Ho, hum. I was contemplating a longish piece - a sort of essay - on the leadership travails of Ed Milliband and David Shearer. My starting point was likely to be the experiences of Clem Attlee, who was so scorned by his own party that he faced (and ignored) continual demands to quit for someone more acute, more charismatic, more dynamic, more leftwing, more anything.
Attlee, of course, went on to win a massive majority immediately after the end of World War 2, and instituted a programme of reforms that haven't been matched by any British prime minister since; and is now regarded as the perhaps the best PM of the century, almost certainly the best of the post war bunch.
But I didn't quite get around to it and just as well, as David Shearer decided to quit, without checking with me if that would be okay.
So, with the phoney war over, what now for Labour?
Obviously the three most mooted names are Cunliffe, Robertson and Little. Romantics nervously suggest Jacinda Ardern. I think none of the above are likely, for the simple reason they are career politicians with time (but not much else) on their side.
They aren’t thinking about what is good for the Labour party, but for their own prospects. Cunliffe, Robertson, Little probably don’t relish the idea of taking on Key, even now. I think the ‘Big Beasts’ will be thinking about the 2014 leadership election, rather than the 2014 general election.
I think Annette King might emerge as a stop gap contender.
King is familiar and have a bit of ‘elder statesperson’ gravitas. King / Cunliffe or King / Little might be viable tickets, with the deputy keeping a canny eye on his prospects for 2014.

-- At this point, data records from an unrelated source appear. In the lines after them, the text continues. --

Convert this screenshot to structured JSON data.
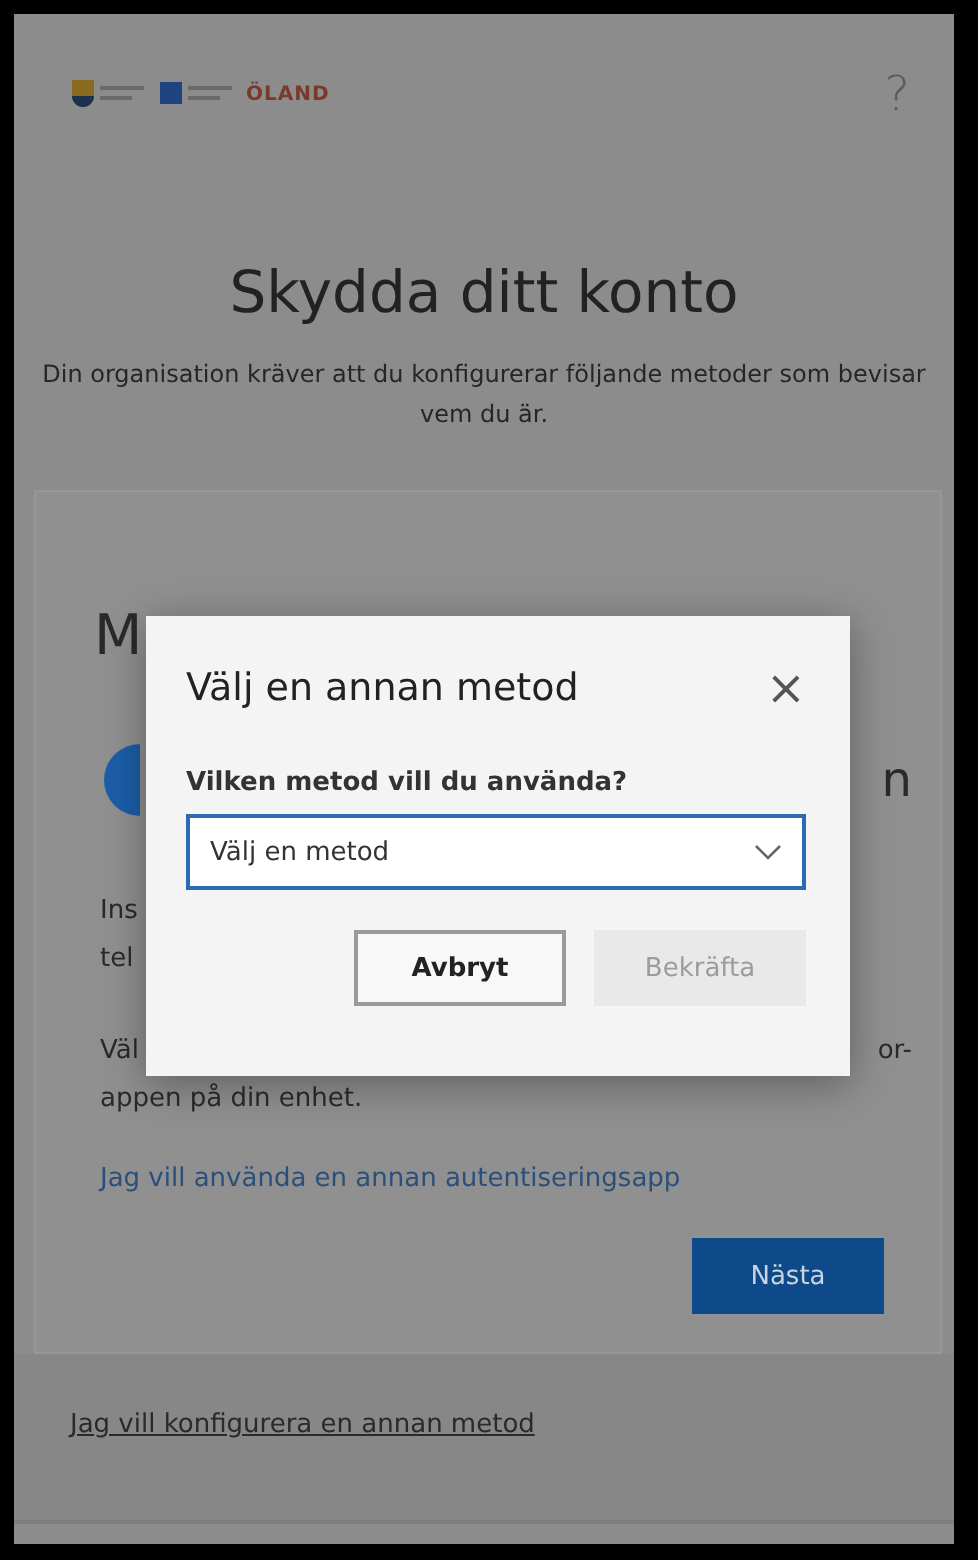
{
  "header": {
    "logo_text": "ÖLAND",
    "help": "?"
  },
  "page": {
    "title": "Skydda ditt konto",
    "subtitle": "Din organisation kräver att du konfigurerar följande metoder som bevisar vem du är."
  },
  "card": {
    "title_fragment": "M",
    "heading_fragment": "n",
    "fragments": [
      "Ins",
      "tel"
    ],
    "row_left": "Väl",
    "row_right": "or-",
    "line": "appen på din enhet.",
    "link": "Jag vill använda en annan autentiseringsapp",
    "next_button": "Nästa"
  },
  "footer_link": "Jag vill konfigurera en annan metod",
  "dialog": {
    "title": "Välj en annan metod",
    "close": "×",
    "label": "Vilken metod vill du använda?",
    "select": {
      "value": "Välj en metod",
      "focused": true
    },
    "buttons": [
      {
        "label": "Avbryt",
        "disabled": false
      },
      {
        "label": "Bekräfta",
        "disabled": true
      }
    ]
  }
}
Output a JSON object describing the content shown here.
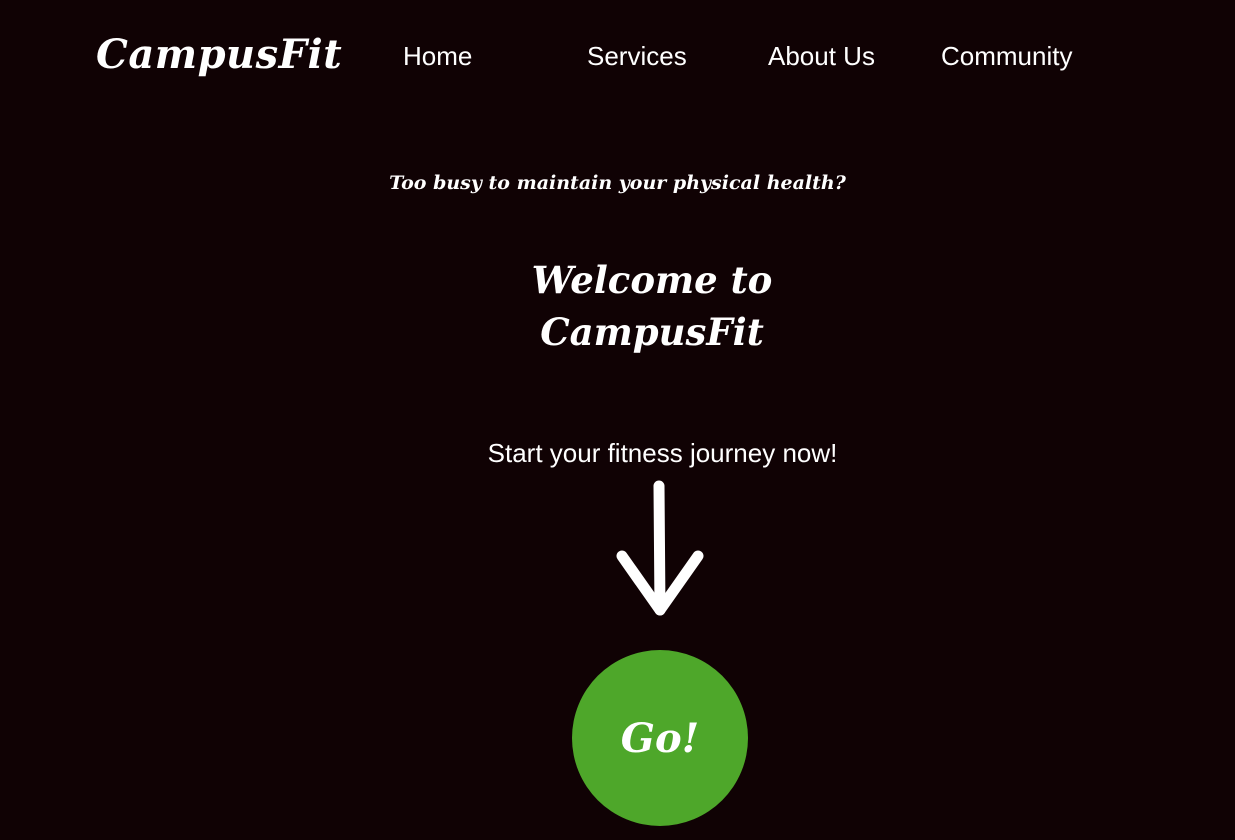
{
  "header": {
    "logo": "CampusFit",
    "nav": [
      {
        "label": "Home"
      },
      {
        "label": "Services"
      },
      {
        "label": "About Us"
      },
      {
        "label": "Community"
      }
    ]
  },
  "hero": {
    "tagline": "Too busy to maintain your physical health?",
    "title": "Welcome to CampusFit",
    "cta_text": "Start your fitness journey now!",
    "arrow_icon": "arrow-down-icon",
    "go_label": "Go!"
  },
  "colors": {
    "background": "#100204",
    "text": "#ffffff",
    "go_button": "#4ea72a"
  }
}
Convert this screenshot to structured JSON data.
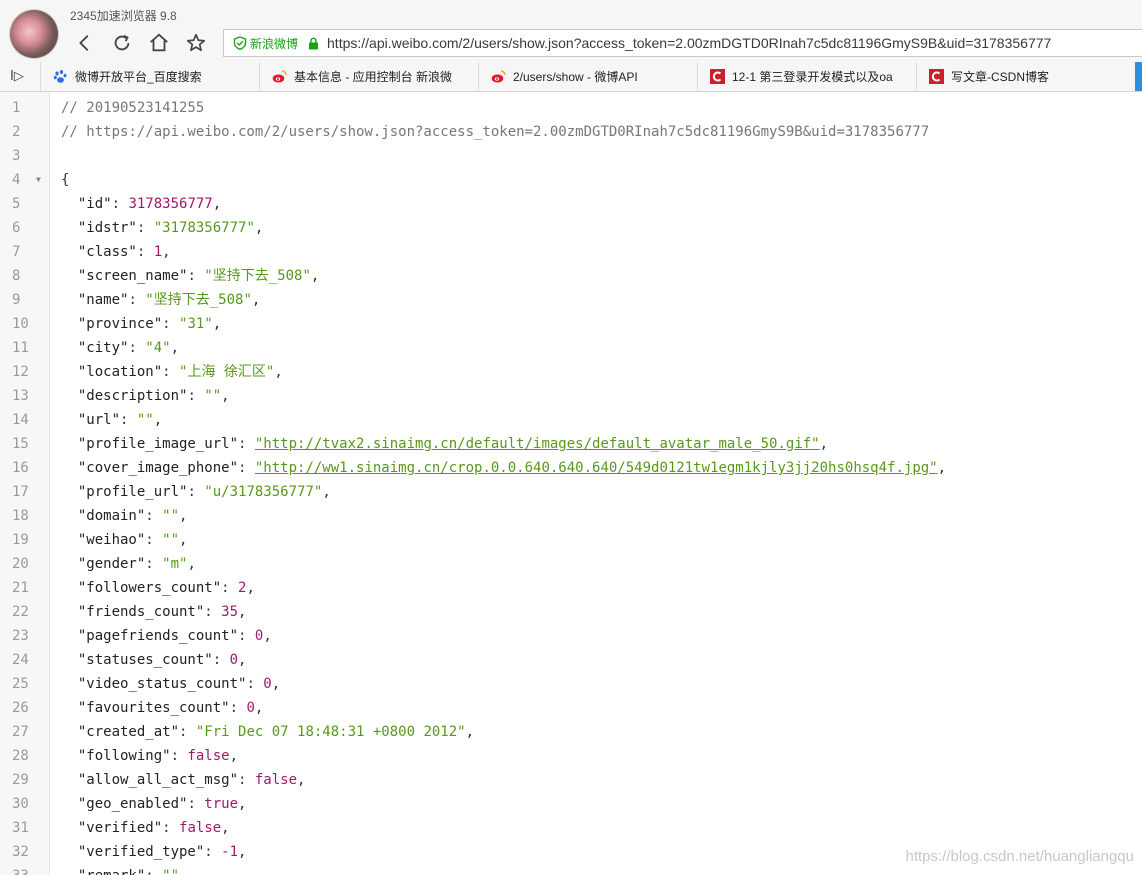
{
  "window": {
    "app_title": "2345加速浏览器 9.8"
  },
  "toolbar": {
    "back_icon": "back-arrow-icon",
    "refresh_icon": "refresh-icon",
    "home_icon": "home-icon",
    "favorite_icon": "star-icon"
  },
  "address_bar": {
    "secure_label": "新浪微博",
    "url": "https://api.weibo.com/2/users/show.json?access_token=2.00zmDGTD0RInah7c5dc81196GmyS9B&uid=3178356777"
  },
  "bookmarks": {
    "toggle_glyph": "I▷",
    "items": [
      {
        "label": "微博开放平台_百度搜索",
        "icon": "baidu-paw-icon"
      },
      {
        "label": "基本信息 - 应用控制台 新浪微",
        "icon": "weibo-icon"
      },
      {
        "label": "2/users/show - 微博API",
        "icon": "weibo-icon"
      },
      {
        "label": "12-1 第三登录开发模式以及oa",
        "icon": "csdn-icon"
      },
      {
        "label": "写文章-CSDN博客",
        "icon": "csdn-icon"
      }
    ]
  },
  "colors": {
    "string": "#57991a",
    "number": "#a0196b",
    "secure": "#1aa01a"
  },
  "code": {
    "comments": [
      "// 20190523141255",
      "// https://api.weibo.com/2/users/show.json?access_token=2.00zmDGTD0RInah7c5dc81196GmyS9B&uid=3178356777"
    ],
    "open_brace": "{",
    "fields": [
      {
        "key": "\"id\"",
        "value": "3178356777",
        "type": "num"
      },
      {
        "key": "\"idstr\"",
        "value": "\"3178356777\"",
        "type": "str"
      },
      {
        "key": "\"class\"",
        "value": "1",
        "type": "num"
      },
      {
        "key": "\"screen_name\"",
        "value": "\"坚持下去_508\"",
        "type": "str"
      },
      {
        "key": "\"name\"",
        "value": "\"坚持下去_508\"",
        "type": "str"
      },
      {
        "key": "\"province\"",
        "value": "\"31\"",
        "type": "str"
      },
      {
        "key": "\"city\"",
        "value": "\"4\"",
        "type": "str"
      },
      {
        "key": "\"location\"",
        "value": "\"上海 徐汇区\"",
        "type": "str"
      },
      {
        "key": "\"description\"",
        "value": "\"\"",
        "type": "str"
      },
      {
        "key": "\"url\"",
        "value": "\"\"",
        "type": "str"
      },
      {
        "key": "\"profile_image_url\"",
        "value": "\"http://tvax2.sinaimg.cn/default/images/default_avatar_male_50.gif\"",
        "type": "link"
      },
      {
        "key": "\"cover_image_phone\"",
        "value": "\"http://ww1.sinaimg.cn/crop.0.0.640.640.640/549d0121tw1egm1kjly3jj20hs0hsq4f.jpg\"",
        "type": "link"
      },
      {
        "key": "\"profile_url\"",
        "value": "\"u/3178356777\"",
        "type": "str"
      },
      {
        "key": "\"domain\"",
        "value": "\"\"",
        "type": "str"
      },
      {
        "key": "\"weihao\"",
        "value": "\"\"",
        "type": "str"
      },
      {
        "key": "\"gender\"",
        "value": "\"m\"",
        "type": "str"
      },
      {
        "key": "\"followers_count\"",
        "value": "2",
        "type": "num"
      },
      {
        "key": "\"friends_count\"",
        "value": "35",
        "type": "num"
      },
      {
        "key": "\"pagefriends_count\"",
        "value": "0",
        "type": "num"
      },
      {
        "key": "\"statuses_count\"",
        "value": "0",
        "type": "num"
      },
      {
        "key": "\"video_status_count\"",
        "value": "0",
        "type": "num"
      },
      {
        "key": "\"favourites_count\"",
        "value": "0",
        "type": "num"
      },
      {
        "key": "\"created_at\"",
        "value": "\"Fri Dec 07 18:48:31 +0800 2012\"",
        "type": "str"
      },
      {
        "key": "\"following\"",
        "value": "false",
        "type": "lit"
      },
      {
        "key": "\"allow_all_act_msg\"",
        "value": "false",
        "type": "lit"
      },
      {
        "key": "\"geo_enabled\"",
        "value": "true",
        "type": "lit"
      },
      {
        "key": "\"verified\"",
        "value": "false",
        "type": "lit"
      },
      {
        "key": "\"verified_type\"",
        "value": "-1",
        "type": "num"
      },
      {
        "key": "\"remark\"",
        "value": "\"\"",
        "type": "str"
      }
    ]
  },
  "watermark": "https://blog.csdn.net/huangliangqu"
}
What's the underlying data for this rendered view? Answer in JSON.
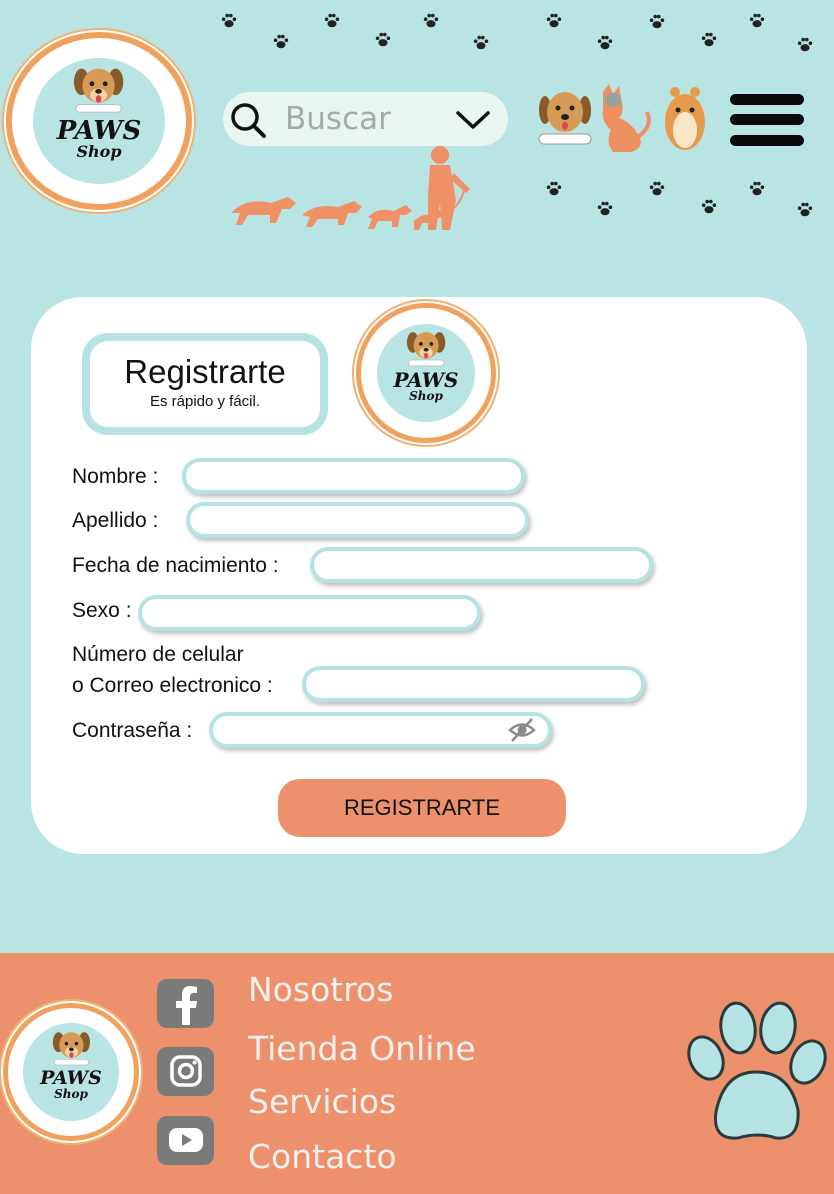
{
  "header": {
    "logo": {
      "line1": "PAWS",
      "line2": "Shop"
    },
    "search": {
      "placeholder": "Buscar"
    }
  },
  "form": {
    "title": "Registrarte",
    "subtitle": "Es rápido y fácil.",
    "fields": {
      "nombre": {
        "label": "Nombre :",
        "value": ""
      },
      "apellido": {
        "label": "Apellido :",
        "value": ""
      },
      "fecha": {
        "label": "Fecha de nacimiento :",
        "value": ""
      },
      "sexo": {
        "label": "Sexo :",
        "value": ""
      },
      "contacto": {
        "label_line1": "Número de celular",
        "label_line2": "o Correo electronico :",
        "value": ""
      },
      "password": {
        "label": "Contraseña :",
        "value": ""
      }
    },
    "submit_label": "REGISTRARTE"
  },
  "footer": {
    "links": [
      "Nosotros",
      "Tienda Online",
      "Servicios",
      "Contacto"
    ],
    "social": [
      "facebook-icon",
      "instagram-icon",
      "youtube-icon"
    ]
  },
  "colors": {
    "background": "#b9e4e4",
    "accent": "#ed916d",
    "field_border": "#b5e3e4",
    "logo_ring": "#f0a15d"
  }
}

So it would be very funny if King managed to scrape some sort of a victory in 2014, and so delayed the succession to 2016-7, by which time Jacinda might be a more realistic prospect.